◆ ABOUT THIS EXERCISE
From start to end, write out the following data exactly, apart from its images.
##### STORED DATA #####
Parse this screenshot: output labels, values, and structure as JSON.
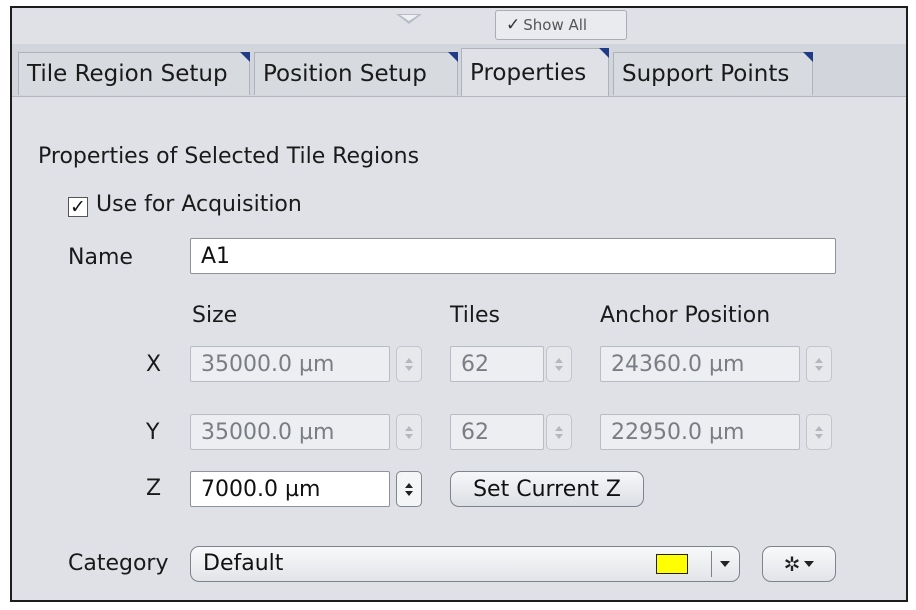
{
  "toolbar": {
    "show_all_check": "✓",
    "show_all_label": "Show All"
  },
  "tabs": [
    {
      "label": "Tile Region Setup",
      "active": false
    },
    {
      "label": "Position Setup",
      "active": false
    },
    {
      "label": "Properties",
      "active": true
    },
    {
      "label": "Support Points",
      "active": false
    }
  ],
  "section_title": "Properties of Selected Tile Regions",
  "use_for_acquisition": {
    "label": "Use for Acquisition",
    "checked": true,
    "check_glyph": "✓"
  },
  "name": {
    "label": "Name",
    "value": "A1"
  },
  "columns": {
    "size": "Size",
    "tiles": "Tiles",
    "anchor": "Anchor Position"
  },
  "rows": {
    "x": {
      "axis": "X",
      "size": "35000.0 µm",
      "tiles": "62",
      "anchor": "24360.0 µm"
    },
    "y": {
      "axis": "Y",
      "size": "35000.0 µm",
      "tiles": "62",
      "anchor": "22950.0 µm"
    },
    "z": {
      "axis": "Z",
      "size": "7000.0 µm",
      "button": "Set Current Z"
    }
  },
  "category": {
    "label": "Category",
    "value": "Default",
    "swatch_color": "#ffff00",
    "gear_glyph": "✲"
  }
}
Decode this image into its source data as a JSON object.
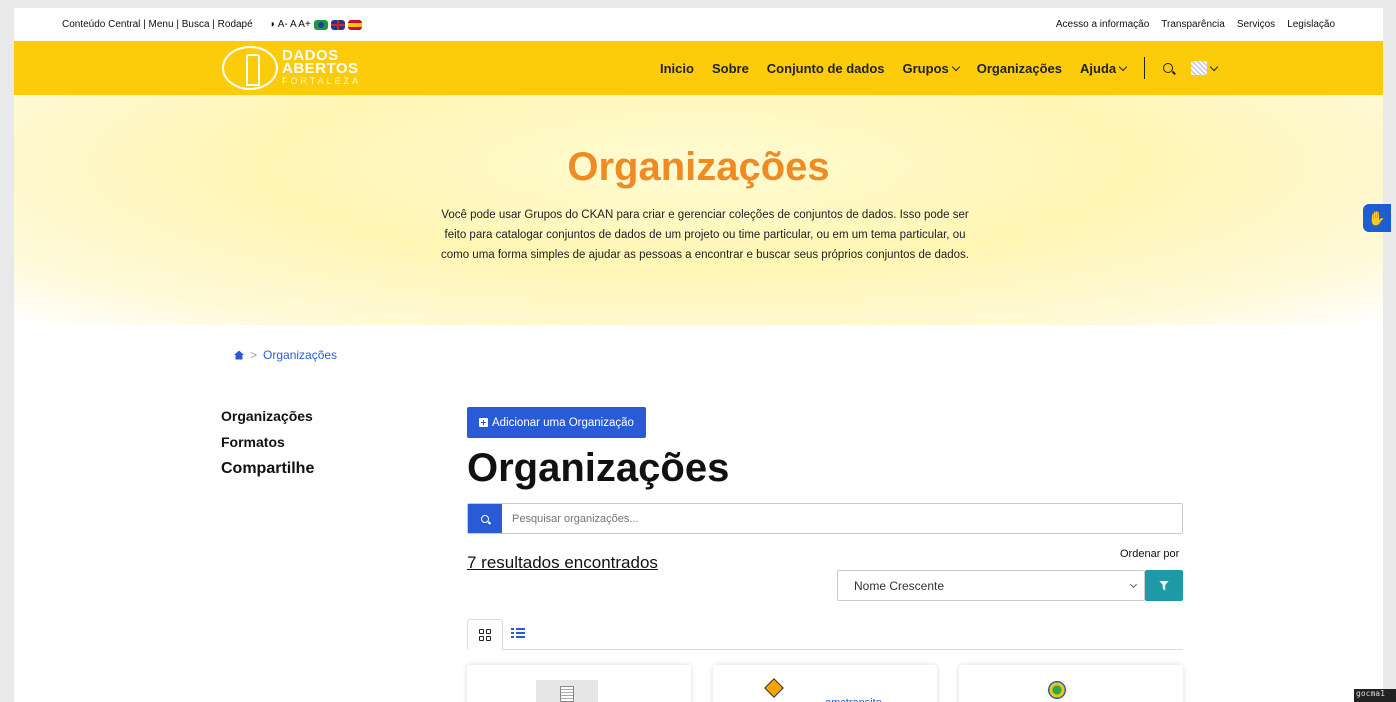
{
  "topbar": {
    "skip_links": "Conteúdo Central | Menu | Busca | Rodapé",
    "font_controls": "A- A A+",
    "right_links": [
      "Acesso a informação",
      "Transparência",
      "Serviços",
      "Legislação"
    ]
  },
  "brand": {
    "line1": "DADOS",
    "line2": "ABERTOS",
    "line3": "FORTALEZA",
    "color": "#fccc0a"
  },
  "nav": {
    "items": [
      {
        "label": "Inicio",
        "dropdown": false
      },
      {
        "label": "Sobre",
        "dropdown": false
      },
      {
        "label": "Conjunto de dados",
        "dropdown": false
      },
      {
        "label": "Grupos",
        "dropdown": true
      },
      {
        "label": "Organizações",
        "dropdown": false
      },
      {
        "label": "Ajuda",
        "dropdown": true
      }
    ]
  },
  "hero": {
    "title": "Organizações",
    "description": "Você pode usar Grupos do CKAN para criar e gerenciar coleções de conjuntos de dados. Isso pode ser feito para catalogar conjuntos de dados de um projeto ou time particular, ou em um tema particular, ou como uma forma simples de ajudar as pessoas a encontrar e buscar seus próprios conjuntos de dados."
  },
  "breadcrumb": {
    "separator": ">",
    "current": "Organizações"
  },
  "sidebar": {
    "items": [
      "Organizações",
      "Formatos"
    ],
    "share": "Compartilhe"
  },
  "main": {
    "add_button": "Adicionar uma Organização",
    "title": "Organizações",
    "search_placeholder": "Pesquisar organizações...",
    "results": "7 resultados encontrados",
    "sort_label": "Ordenar por",
    "sort_selected": "Nome Crescente",
    "cards": [
      {
        "label": ""
      },
      {
        "label": "amctransito"
      },
      {
        "label": ""
      }
    ]
  },
  "accent": {
    "primary": "#2a5bd7",
    "hero_title": "#f08a24",
    "filter": "#1e9aa6"
  },
  "corner_tag": "gocma1"
}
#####
◆ RESULT OF THE TASK
Parse this screenshot: output labels, values, and structure as JSON.
{
  "toolbar": {
    "show_all_check": "✓",
    "show_all_label": "Show All"
  },
  "tabs": [
    {
      "label": "Tile Region Setup",
      "active": false
    },
    {
      "label": "Position Setup",
      "active": false
    },
    {
      "label": "Properties",
      "active": true
    },
    {
      "label": "Support Points",
      "active": false
    }
  ],
  "section_title": "Properties of Selected Tile Regions",
  "use_for_acquisition": {
    "label": "Use for Acquisition",
    "checked": true,
    "check_glyph": "✓"
  },
  "name": {
    "label": "Name",
    "value": "A1"
  },
  "columns": {
    "size": "Size",
    "tiles": "Tiles",
    "anchor": "Anchor Position"
  },
  "rows": {
    "x": {
      "axis": "X",
      "size": "35000.0 µm",
      "tiles": "62",
      "anchor": "24360.0 µm"
    },
    "y": {
      "axis": "Y",
      "size": "35000.0 µm",
      "tiles": "62",
      "anchor": "22950.0 µm"
    },
    "z": {
      "axis": "Z",
      "size": "7000.0 µm",
      "button": "Set Current Z"
    }
  },
  "category": {
    "label": "Category",
    "value": "Default",
    "swatch_color": "#ffff00",
    "gear_glyph": "✲"
  }
}
Decode this image into its source data as a JSON object.
{
  "topbar": {
    "skip_links": "Conteúdo Central | Menu | Busca | Rodapé",
    "font_controls": "A- A A+",
    "right_links": [
      "Acesso a informação",
      "Transparência",
      "Serviços",
      "Legislação"
    ]
  },
  "brand": {
    "line1": "DADOS",
    "line2": "ABERTOS",
    "line3": "FORTALEZA",
    "color": "#fccc0a"
  },
  "nav": {
    "items": [
      {
        "label": "Inicio",
        "dropdown": false
      },
      {
        "label": "Sobre",
        "dropdown": false
      },
      {
        "label": "Conjunto de dados",
        "dropdown": false
      },
      {
        "label": "Grupos",
        "dropdown": true
      },
      {
        "label": "Organizações",
        "dropdown": false
      },
      {
        "label": "Ajuda",
        "dropdown": true
      }
    ]
  },
  "hero": {
    "title": "Organizações",
    "description": "Você pode usar Grupos do CKAN para criar e gerenciar coleções de conjuntos de dados. Isso pode ser feito para catalogar conjuntos de dados de um projeto ou time particular, ou em um tema particular, ou como uma forma simples de ajudar as pessoas a encontrar e buscar seus próprios conjuntos de dados."
  },
  "breadcrumb": {
    "separator": ">",
    "current": "Organizações"
  },
  "sidebar": {
    "items": [
      "Organizações",
      "Formatos"
    ],
    "share": "Compartilhe"
  },
  "main": {
    "add_button": "Adicionar uma Organização",
    "title": "Organizações",
    "search_placeholder": "Pesquisar organizações...",
    "results": "7 resultados encontrados",
    "sort_label": "Ordenar por",
    "sort_selected": "Nome Crescente",
    "cards": [
      {
        "label": ""
      },
      {
        "label": "amctransito"
      },
      {
        "label": ""
      }
    ]
  },
  "accent": {
    "primary": "#2a5bd7",
    "hero_title": "#f08a24",
    "filter": "#1e9aa6"
  },
  "corner_tag": "gocma1"
}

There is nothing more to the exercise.